#9: 1B Grant Lavigne
Height: 6’4″ Weight: 220 lbs
Drafted: 42nd Overall- 2018
Hit: 50 Power: 52.5 Field: 50 Arm: 45 Speed: 35
Overall Grade: 50.275
A power-hitting left-handed slugger drafted by the Rockies always leads to plenty of excitement, which was true when Grant Lavigne was drafted with the 42nd overall pick in the 2018 MLB draft. While the 20-year-old has shown the plate discipline necessary to be strong offensively, it’s been very disappointing to see his power not show up, as it’s supposed to be his calling card at the next level- he’s a below-average athlete and a first-base only type. Now, since he’s still very young, there is plenty of time for him to develop; he’s fallen behind Toglia though, which hurts his future with the organization, and even then, he’s probably never going to be star anyways. We’re probably looking at an easy replacable slugging first base-type, similar to Ji-Man Choi. That’s fine, but not quite worth a pick just after the first round.
#10: RHP Riley Pint
Height: 6’5″ Weight: 225 lbs
Drafted: 4th Overall- 2016
Fastball: 72.5 Breaking Ball: 60 Third Pitch: 55 Command: 35
Overall Grade: 50.125
As mentioned with Rolison, the Rockies tend to target polished pitching prospects, since they can’t afford for them not to pan out at the big-league level. However, the upside of Riley Pint bucked them from that trend, as they selected the high-school fireballer with the 4th overall pick in the 2016 MLB draft, who certainly had ace potential at the time. Even now, he still has a fastball that reaches 100 MPH, two strong breaking balls, and a great changeup. Still, that may not even matter. Pint missed all of 2018 due to an oblique injury, and open returning in 2019, posted a miserable 7.47 xFIP and 15.79 BB/9. In other words, the 22-year-old simply never knows where his pitches are going to end up, and since he’s already dealing with injury problems, he’ll likely be forced to be a reliever in the future. That’s quite a shame given his upside and draft pedigree, but it’d be better than continuing to fail to develop him as a starting pitcher.

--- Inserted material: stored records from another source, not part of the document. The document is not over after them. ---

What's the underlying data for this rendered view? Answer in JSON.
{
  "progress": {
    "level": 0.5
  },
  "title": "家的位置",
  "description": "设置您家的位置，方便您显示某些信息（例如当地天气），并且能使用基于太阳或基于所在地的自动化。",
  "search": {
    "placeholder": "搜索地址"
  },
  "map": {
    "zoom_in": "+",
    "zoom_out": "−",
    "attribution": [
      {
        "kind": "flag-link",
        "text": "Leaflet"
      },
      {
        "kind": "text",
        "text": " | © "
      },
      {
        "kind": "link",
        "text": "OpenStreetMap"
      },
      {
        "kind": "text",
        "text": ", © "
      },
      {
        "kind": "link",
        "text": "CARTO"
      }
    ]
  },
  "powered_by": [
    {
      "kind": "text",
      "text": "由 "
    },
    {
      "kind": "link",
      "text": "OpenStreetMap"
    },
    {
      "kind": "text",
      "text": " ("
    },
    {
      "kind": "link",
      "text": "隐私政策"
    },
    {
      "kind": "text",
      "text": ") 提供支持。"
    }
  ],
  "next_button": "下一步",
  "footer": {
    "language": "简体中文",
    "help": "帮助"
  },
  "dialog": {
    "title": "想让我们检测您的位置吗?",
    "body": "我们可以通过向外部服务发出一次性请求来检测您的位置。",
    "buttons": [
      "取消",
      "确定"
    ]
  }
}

Best of the Rest
- Ryan Castellani may have a solid fastball-slider combination, but was awful last season, and I’m not sure he’ll ever be in the major leagues in any capacity.
- Sam Hilliard was excellent in his major league debut last season, but I’ll need to see him sustain that production before I’m a true believer in his abilities.
- Ben Bowden was the team’s lone participator in the 2019 Futures Game, and could be a high-impact lefty reliever in the future.
Farm System Overview
General manager Jeff Bridich has done a questionable job with free agency signings and trades, but it’s his handling of the farm system that is really worrisome. The team’s draft picks aren’t developing properly, and they’re essentially a non-factor in the international market. Now, their last two draft picks (Rolison and Toglia) have a very low bust rate, which should help them, but nevertheless, this is one of the thinnest farm systems in the MLB; that doesn’t compliment well with their lack of big-league talent. Heck, given his contract, a trade of Nolan Arenado may add one impact prospect, but not much more than that. I hate to be so pessimistic, but I’m very concerned about this team’s future.